Campaigners always talk about how they want to shape their message, define themselves and do all of that before their opponents have a chance to do it for them. They spend millions of dollars buying television and radio time to flood our TVs with commercials showing their smiling yet concerned faces. So it would seem practical to put a lot of effort into a website, which can be viewed at any time of day and is relatively cheap to maintain.
Turns out, websites are so yesterday.
Dean Spiliotes, a political analyst, said efforts have shifted a bit toward other social networking sites, away from traditional websites.
“Candidates need to go where the voters are,” Spiliotes said. “With things like Facebook and Twitter, there’s a convenience factor, it’s an opportunity for the candidates to go where the action is.”
From a political standpoint, moving away from a stagnant website to a social connector makes sense.
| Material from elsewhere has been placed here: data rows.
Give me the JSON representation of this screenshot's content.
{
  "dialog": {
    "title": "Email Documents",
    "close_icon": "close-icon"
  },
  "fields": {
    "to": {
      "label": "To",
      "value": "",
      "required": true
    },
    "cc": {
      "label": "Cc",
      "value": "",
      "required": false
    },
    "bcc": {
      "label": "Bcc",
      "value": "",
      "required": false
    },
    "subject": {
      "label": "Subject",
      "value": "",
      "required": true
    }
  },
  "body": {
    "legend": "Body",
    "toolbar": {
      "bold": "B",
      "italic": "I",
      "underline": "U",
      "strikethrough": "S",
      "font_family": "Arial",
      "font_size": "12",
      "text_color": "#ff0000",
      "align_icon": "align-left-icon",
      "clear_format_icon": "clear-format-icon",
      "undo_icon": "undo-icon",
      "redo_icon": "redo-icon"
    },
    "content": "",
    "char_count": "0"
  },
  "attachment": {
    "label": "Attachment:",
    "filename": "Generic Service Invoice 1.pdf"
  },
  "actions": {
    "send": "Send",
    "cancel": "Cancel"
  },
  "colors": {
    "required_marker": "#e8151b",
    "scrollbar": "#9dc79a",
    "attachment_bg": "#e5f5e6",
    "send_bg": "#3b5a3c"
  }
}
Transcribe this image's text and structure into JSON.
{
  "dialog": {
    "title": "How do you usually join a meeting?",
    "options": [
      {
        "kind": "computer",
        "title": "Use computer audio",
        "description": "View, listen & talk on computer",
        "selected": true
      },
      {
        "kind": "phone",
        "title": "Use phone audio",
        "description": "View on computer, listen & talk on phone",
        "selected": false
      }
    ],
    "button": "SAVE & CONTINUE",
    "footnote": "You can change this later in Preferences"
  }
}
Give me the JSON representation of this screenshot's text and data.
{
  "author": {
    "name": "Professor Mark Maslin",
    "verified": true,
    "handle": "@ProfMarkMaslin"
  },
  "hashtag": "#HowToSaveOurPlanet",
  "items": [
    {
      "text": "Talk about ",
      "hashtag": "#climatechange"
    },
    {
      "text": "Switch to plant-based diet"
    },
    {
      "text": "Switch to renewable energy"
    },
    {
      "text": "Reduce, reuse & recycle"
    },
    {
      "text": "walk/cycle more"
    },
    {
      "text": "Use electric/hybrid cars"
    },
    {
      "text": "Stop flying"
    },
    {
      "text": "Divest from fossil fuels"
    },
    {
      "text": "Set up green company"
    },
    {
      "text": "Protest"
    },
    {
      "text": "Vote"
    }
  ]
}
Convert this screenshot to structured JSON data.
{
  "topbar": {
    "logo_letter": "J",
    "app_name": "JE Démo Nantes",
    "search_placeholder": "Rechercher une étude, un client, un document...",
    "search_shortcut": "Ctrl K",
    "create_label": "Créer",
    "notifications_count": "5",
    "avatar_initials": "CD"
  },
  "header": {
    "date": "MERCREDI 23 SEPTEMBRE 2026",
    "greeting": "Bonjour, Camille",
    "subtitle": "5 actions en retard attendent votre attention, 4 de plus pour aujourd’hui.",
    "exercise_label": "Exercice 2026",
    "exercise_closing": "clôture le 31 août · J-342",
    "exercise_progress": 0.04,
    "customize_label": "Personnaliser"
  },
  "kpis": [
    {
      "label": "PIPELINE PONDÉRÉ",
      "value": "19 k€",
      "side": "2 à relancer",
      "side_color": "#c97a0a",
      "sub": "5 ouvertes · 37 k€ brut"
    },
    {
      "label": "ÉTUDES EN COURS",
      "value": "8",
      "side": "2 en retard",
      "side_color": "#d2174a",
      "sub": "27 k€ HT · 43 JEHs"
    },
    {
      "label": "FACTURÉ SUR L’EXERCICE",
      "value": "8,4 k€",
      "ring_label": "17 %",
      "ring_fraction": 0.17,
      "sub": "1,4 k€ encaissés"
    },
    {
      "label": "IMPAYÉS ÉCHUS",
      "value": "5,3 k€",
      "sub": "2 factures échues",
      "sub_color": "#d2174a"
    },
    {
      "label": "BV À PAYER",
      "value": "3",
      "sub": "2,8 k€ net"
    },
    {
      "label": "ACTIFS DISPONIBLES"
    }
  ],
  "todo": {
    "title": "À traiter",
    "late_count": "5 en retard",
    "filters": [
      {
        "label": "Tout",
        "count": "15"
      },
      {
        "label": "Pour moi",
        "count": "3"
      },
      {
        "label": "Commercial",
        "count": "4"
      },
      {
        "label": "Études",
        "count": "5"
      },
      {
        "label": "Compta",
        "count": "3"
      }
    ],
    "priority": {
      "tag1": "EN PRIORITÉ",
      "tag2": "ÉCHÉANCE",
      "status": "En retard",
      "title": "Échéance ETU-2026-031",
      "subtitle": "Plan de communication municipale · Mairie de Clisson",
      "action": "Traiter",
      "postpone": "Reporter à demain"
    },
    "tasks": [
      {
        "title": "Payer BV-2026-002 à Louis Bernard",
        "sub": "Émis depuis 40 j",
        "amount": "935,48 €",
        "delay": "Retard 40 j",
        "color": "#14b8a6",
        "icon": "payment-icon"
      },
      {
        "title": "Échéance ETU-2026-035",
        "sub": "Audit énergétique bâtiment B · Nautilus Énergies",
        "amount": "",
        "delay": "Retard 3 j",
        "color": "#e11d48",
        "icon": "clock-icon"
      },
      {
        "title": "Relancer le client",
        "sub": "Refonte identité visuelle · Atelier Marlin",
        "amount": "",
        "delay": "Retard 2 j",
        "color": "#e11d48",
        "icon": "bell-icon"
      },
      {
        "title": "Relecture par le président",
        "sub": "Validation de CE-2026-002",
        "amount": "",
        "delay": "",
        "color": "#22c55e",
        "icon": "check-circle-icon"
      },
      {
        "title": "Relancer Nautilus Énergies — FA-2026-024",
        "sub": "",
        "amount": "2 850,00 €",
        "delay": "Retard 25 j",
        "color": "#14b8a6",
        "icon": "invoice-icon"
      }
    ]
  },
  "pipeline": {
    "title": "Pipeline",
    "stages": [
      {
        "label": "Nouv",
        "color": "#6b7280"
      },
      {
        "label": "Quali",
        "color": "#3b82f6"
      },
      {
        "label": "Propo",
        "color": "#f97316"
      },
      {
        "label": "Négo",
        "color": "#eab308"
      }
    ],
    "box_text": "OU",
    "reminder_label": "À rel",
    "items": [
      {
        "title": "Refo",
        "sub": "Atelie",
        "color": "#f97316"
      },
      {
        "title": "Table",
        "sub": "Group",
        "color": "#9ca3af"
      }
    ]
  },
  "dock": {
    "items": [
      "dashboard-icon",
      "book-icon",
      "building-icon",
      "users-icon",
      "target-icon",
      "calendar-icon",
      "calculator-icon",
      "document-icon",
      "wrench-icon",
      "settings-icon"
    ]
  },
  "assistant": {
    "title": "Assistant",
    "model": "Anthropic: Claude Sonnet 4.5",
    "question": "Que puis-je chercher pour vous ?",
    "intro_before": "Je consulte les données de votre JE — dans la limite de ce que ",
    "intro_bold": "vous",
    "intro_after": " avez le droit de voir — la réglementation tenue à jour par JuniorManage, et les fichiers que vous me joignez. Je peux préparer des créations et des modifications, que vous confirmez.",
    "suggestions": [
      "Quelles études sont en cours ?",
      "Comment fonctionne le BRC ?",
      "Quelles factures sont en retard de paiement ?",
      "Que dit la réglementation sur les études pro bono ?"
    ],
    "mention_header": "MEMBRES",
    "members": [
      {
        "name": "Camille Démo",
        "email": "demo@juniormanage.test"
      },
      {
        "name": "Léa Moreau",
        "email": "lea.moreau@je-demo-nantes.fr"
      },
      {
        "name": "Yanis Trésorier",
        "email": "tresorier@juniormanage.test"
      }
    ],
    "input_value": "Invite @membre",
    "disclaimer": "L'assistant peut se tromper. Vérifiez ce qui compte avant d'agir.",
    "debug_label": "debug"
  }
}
Candidates can instantaneously reach out to supporters through Facebook and Twitter, much more quickly than they could through a website, which requires the intended recipient to make the conscious decision of going there first.
“There’s greater expectation with that stuff,” Spiliotes said regarding how often social networking sites are updated versus websites. “People are constantly checking Facebook ... I think campaigns need to feed this stuff in order to keep people interested.”
This is where it must be beneficial to have a skilled and seasoned political adviser. There is such a fine line between keeping your supporters interested and inundating them with unnecessary information. People want a president who can lead, not one who has one eye on America’s future and the other eye looking down at a Blackberry.
Based on a cursory examination of the candidates’ personal Twitter pages, none seem to be over-tweeting. In fact, the most frequent tweeter over the past few days was the 75-year-old Ron Paul. Yet the question must be asked: how do these Tweets help us know a candidate better? Do we want to vote for Rick Santorum more because we know he “Had a great tour & press conf on jobs at Weingard Co in Burlington IA. Stopping now @ Hy-Vee in Muscatine for a late lunch?”
The answer is probably no. But what these tweets do is make the candidate more familiar. They are virtual retail politics. In New Hampshire, we want candidates to shake our hands at parades and pop into our diners to say hello. These quick encounters probably don’t shed much light on the candidate’s policy and over-arching vision for America, but they do give the candidate an identity. Twitter — and it can be debated about what this says about where we are as a culture — gives a candidate a virtual identity, which is equally important. And it is much easier than marching five miles at a Fourth of July parade.
Proving just how powerful tools like Twitter have become, President Obama held the first-ever Twitter Town Hall on Wednesday, July 6.
“It’s remarkable the extent the Web has given us tools to rethink traditional politics,” Spiliotes said. “Now it’s moving more to social networking. Websites still provide a clearinghouse.”
Websites are still important sources of information about background, scheduling and fundraising, among other things.
“People are more likely to go to a website if they already have some interest in interacting with a campaign,” Spiliotes said.
This becomes very clear when you go to the website of Mitt Romney (www.mittromney.com) or Michele Bachmann (www.michelebachmann.com). Before learning about the issues, you are taken to a large window that allows you to either donate or volunteer. To the casual voter, who is perhaps going to the website to check out a candidate’s stance on a particular issue, this can be a major turn-off. It seems a bit desperate, especially when you read about the piles of cash these candidates are hauling in every quarter.
Once voters get past the “donate screen,” their impression of the candidate can be influenced by what they find online. The quality of a website might have an impact on the margins, particularly for people who are tentative with their support. If someone on the fence has a bad experience at a website for the first time, that could affect their support, Spiliotes said.
But, as it turns out, it is not likely to turn off too many voters. Because, as Spiliotes noted, the average person doesn’t go to every candidate’s website when making a decision in a primary.